Superior Vena Cava Syndrome

Deepak Kumar Pasupula1*, Sudeep Kumar Siddappa Malleshappa1 and Vikhyath Terla2

1University of Pittsburgh Medical Center, Pittsburgh, Pennsylvania, USA

2Harlem Hospital Center, New York, New York, USA

*Corresponding Author:
Deepak Kumar Pasupula
University of Pittsburgh Medical Center
9100 Babcock Blvd, Pittsburgh
Pennsylvania 15237, USA
Tel:
412-999-8606
E-mail:
[email protected]

Received Date: June 11, 2018; Accepted Date: June 22, 2018; Published Date: June 29, 2018

Citation: Pasupula DK, Malleshappa SKS, Terla V (2018) Superior Vena Cava Syndrome. J Heart Cardiovasc Res Vol.2 No.1:5

Copyright: © 2018 Pasupula DK, et al. This is an open-access article distributed under the terms of the creative commons attribution license, which permits unrestricted use, distribution and reproduction in any medium, provided the original author and source are credited.

 
Visit for more related articles at Journal of Heart and Cardiovascular Research

Keywords

Superior vena cava syndrome; Schamroth’s sign; Small-cell lung carcinoma

Image Article

A 49-year-old male with 68 pack-year history of smoking tobacco and 10 cannabis cigarettes per month for 29 years, presented with bilateral upper extremity swelling and rightsided chest pain (Figure 1). On examination, he had facial plethora (Panel A), distended jugular vein (Panel B), grade 4 digital clubbing (Panel C) with positive Schamroth’s sign (Panel D), and distended superficial veins (Panel E). Computed tomography of the chest revealed a mass in posterior aspect of the right upper lobe (Panel F, arrow), and a necrotic nodal mass encasing and constricting the mid to lower portion of the superior vena cava (SVC) (Panel F & G, arrow). Diagnosed with small-cell lung carcinoma (SCLC) on biopsy. SCLC is second most common malignant cause for SVC syndrome.

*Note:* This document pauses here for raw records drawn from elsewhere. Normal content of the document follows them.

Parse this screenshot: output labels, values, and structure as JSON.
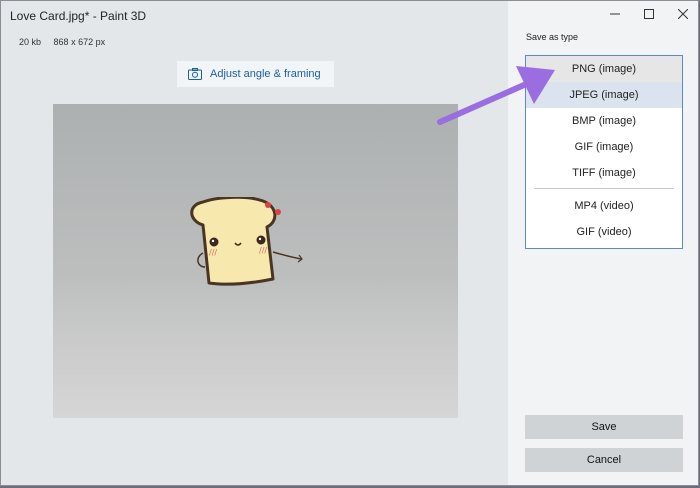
{
  "window": {
    "title": "Love Card.jpg* - Paint 3D"
  },
  "info": {
    "file_size": "20 kb",
    "dimensions": "868 x 672 px"
  },
  "adjust": {
    "label": "Adjust angle & framing",
    "icon": "camera-icon"
  },
  "save_panel": {
    "label": "Save as type",
    "image_types": [
      "PNG (image)",
      "JPEG (image)",
      "BMP (image)",
      "GIF (image)",
      "TIFF (image)"
    ],
    "video_types": [
      "MP4 (video)",
      "GIF (video)"
    ],
    "hovered": "PNG (image)",
    "selected": "JPEG (image)"
  },
  "buttons": {
    "save": "Save",
    "cancel": "Cancel"
  },
  "colors": {
    "accent": "#1a5f9e",
    "arrow": "#9a6ee0",
    "list_border": "#5b8ac7"
  }
}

Severity of signs and symptoms reflects the degree and rate of SVC narrowing. Digital Clubbing is a common finding in lung cancer, but rarely due to SCLC. He was started on carboplatin and etoposide, after 2nd cycle he developed pancytopenia and acute respiratory distress syndrome. Considering overall clinical complexity, family opted for palliative management. He died in 6 weeks from the diagnosis.

heart-cardiovascular-research-facial-plethora

Figure 1: Facial plethora (Panel A), distended jugular vein (Panel B), grade 4 digital clubbing (Panel C) with positive Schamroth’s sign (Panel D), and distended superficial veins (Panel E). Computed tomography of the chest revealed a mass in posterior aspect of the right upper lobe (Panel F, arrow) and a necrotic nodal mass encasing and constricting the mid to lower portion of the superior vena cava (SVC) (Panel F & G, arrow).

Select your language of interest to view the total content in your interested language

Viewing options

Post your comment

Share This Article

Flyer image
 

Post your comment

captcha   Reload  Can't read the image? click here to refresh